Henry Halem’s 9/11 collection is now displayed at the Cleveland Museum of Art.

Jordan Coleman Reporter

Retired Kent State professor Henry Halem has been created a 9 piece glass series in honor of the 20th Sept. 11 anniversary. 

The displayed pieces are made out of shattered glass in a 2-dimensional narrative, which add a layer of “metaphorical meaning” to the pieces. 

The focal point of these nine pieces is the Twin Towers because he appreciated “the geometry, starkness and the way they stood out from the rest of the city.”

All of the individual pieces came together as one to tell the story of the events on Sept. 11 and represented “nine different ways of expressing it was rare,” he said.

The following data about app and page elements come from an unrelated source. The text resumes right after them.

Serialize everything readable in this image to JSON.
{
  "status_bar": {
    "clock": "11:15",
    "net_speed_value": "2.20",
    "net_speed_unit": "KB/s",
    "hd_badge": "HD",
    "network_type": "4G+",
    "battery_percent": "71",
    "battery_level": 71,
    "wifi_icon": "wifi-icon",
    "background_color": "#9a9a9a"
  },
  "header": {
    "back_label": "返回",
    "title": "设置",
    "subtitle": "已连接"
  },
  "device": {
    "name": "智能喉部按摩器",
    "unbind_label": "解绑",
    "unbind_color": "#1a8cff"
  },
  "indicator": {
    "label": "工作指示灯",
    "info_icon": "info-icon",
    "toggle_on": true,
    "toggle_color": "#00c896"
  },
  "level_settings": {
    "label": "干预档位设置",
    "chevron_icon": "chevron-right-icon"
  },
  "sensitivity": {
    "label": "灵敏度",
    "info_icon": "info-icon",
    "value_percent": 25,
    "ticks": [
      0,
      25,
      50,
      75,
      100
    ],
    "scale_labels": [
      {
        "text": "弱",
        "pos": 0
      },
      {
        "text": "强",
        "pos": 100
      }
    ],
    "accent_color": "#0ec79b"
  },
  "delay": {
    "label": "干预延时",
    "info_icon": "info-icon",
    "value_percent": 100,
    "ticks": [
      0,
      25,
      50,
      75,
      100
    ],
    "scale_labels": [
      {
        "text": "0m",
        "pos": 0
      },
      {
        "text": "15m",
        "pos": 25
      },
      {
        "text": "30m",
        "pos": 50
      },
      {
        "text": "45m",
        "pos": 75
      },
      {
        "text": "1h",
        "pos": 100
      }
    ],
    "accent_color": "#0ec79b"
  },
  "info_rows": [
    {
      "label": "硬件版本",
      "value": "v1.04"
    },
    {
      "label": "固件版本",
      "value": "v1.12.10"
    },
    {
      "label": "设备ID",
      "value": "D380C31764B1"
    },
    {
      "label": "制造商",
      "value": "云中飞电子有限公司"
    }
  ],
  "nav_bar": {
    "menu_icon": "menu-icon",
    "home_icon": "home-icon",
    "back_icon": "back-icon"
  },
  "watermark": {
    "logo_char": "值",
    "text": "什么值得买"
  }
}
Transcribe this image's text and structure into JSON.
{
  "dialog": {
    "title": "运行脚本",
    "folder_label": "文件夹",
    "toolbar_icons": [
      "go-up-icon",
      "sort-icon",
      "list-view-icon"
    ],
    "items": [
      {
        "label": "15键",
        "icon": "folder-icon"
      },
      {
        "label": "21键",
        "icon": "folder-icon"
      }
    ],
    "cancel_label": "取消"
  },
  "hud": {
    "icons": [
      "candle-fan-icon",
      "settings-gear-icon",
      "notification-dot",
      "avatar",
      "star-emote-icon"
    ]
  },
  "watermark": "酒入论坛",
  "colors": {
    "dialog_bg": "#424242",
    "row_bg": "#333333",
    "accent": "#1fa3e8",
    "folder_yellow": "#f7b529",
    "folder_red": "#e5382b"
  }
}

He has only ever done two other commemorative projects in his career, one being for the Vietnam War and one for the Iraq War. 

Born and raised in New York himself, Halem could not put the 9/11 tragedies into words. Years later, he was able to make it into art. 

Today, Halem is still making art and he believes “art is not about inspiration, it’s about expression and craftsmanship.”

Through the craftsmanship and expression of art, Halem became a globally renowned artist. He has art work displayed in the Smithsonian, the Hokkaido & Niijima Museums in Japan and the Museum of Decorative Arts in the Czech Republic. 

No matter where Halem’s art goes, the feeling you get looking at the pieces he has created does not change.

Jordan Coleman covers the arts and entertainment. Contact her at [email protected].